You always start with the present moment. You start with where you are rather than trying to get away from where you are.
I suggest, when you travel to work every morning, that you enter the state of presence rather than drifting off into thinking. Be there every moment, whether you’re driving or taking public transportation or walking to work. Absolute presence.
And when you’re at work, do one thing at a time and bring in spacious moments as much as possible. It could only be a few seconds. One spacious breath after you’ve made a phone call. And then when you go to lunch—again, present with every movement.
So you use what otherwise would be a “boring situation” as the background for presence. Ultimately, you’re not looking for some satisfaction in the work but you bring a different state of consciousness to it. In a way, your work situation becomes like an excuse for practicing presence. And you’re lucky if you have a relatively boring job. It gives you a great opportunity for practicing. If you had a very stressful job that kept you in a state of excitement all day long, it would be more difficult. So be thankful if life has given you something relatively boring.
Now as you learn how to use the situation as the background for presence, often the discontent disappears—and that is the mark of true surrender. If there’s discontent, of course, there’s still not complete surrender. For example, you’re still thinking, “I’d rather be somewhere else,” or, “How many more years till retirement?” You’re losing yourself in past and future and you’re carrying the burden in your mind of past and future, missing the opportunity of the present moment because “it’s not interesting enough!”
Practice and you may find that if you come into alignment with the present moment, you feel more alive. Even within routine activities, there is then an added dimension of aliveness that comes in and you perform the activities with a greater sense of aliveness. It is often then that change comes into your life.
When you align internally with the present moment instead of trying to get away from it, power begins to flow through. That’s why I call it The Power of Now. It’s the power of life itself. It begins to flow through you.

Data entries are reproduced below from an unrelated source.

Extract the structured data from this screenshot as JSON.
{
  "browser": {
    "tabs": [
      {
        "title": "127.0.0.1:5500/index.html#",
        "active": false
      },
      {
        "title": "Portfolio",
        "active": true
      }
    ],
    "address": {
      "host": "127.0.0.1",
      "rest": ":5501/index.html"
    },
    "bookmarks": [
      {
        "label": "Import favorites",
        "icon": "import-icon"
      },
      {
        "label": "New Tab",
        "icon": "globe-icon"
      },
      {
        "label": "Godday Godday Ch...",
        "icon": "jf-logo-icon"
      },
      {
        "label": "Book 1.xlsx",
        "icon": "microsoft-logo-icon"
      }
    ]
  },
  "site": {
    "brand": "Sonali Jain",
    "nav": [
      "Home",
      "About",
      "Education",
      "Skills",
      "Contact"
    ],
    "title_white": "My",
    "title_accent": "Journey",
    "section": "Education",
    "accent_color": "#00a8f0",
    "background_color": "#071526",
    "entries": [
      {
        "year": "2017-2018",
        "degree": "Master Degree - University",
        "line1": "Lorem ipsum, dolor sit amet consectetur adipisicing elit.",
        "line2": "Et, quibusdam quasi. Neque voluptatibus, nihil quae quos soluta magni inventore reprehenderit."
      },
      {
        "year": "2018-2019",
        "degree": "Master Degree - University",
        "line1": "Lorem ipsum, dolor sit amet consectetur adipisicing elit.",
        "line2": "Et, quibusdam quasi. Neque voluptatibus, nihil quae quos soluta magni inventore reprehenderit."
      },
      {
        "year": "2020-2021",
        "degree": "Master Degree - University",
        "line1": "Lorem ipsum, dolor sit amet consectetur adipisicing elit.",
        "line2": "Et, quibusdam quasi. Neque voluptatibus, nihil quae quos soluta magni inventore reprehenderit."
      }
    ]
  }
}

At first it flows into your routine activities, and the way in which you relate to your colleagues becomes more present or somewhat different. Some people may notice it. Others may not. And so, gradually the universe or life notices that you are in a different state of consciousness and often it is then that change comes into your life—either through a chance event or a chance encounter or a sudden idea or realization that comes into your head one morning.
Now in what way change comes into your life, we don’t know. It is much more likely to come in, but you no longer depend on external change for your inner state. That’s the main thing. Even if nothing else came into your life, you would continue practice until your last breath and your last breath would be a conscious breath and you would have fulfilled your purpose on this planet in this form, which is to be the vehicle for consciousness to come into this world.
So, you don’t depend on anything. Change is more likely to come, yes, but the presence practice is not a means to an end. You’re not practicing to say, “Okay, I’ll practice but if nothing happens within six weeks, I’ll stop practicing.”
To all of you who are bored at work: Make it into a spiritual practice, a consciousness practice. “Bored at work” also means you’re not particularly challenged at work. In the absence of life challenges, there’s always the danger that you will fall below thought and you might find yourself in a routine that you think is acceptance but you’re really falling below thought. Then you go to work and there’s a decrease in your sense of alertness and aliveness. That’s not surrender or presence.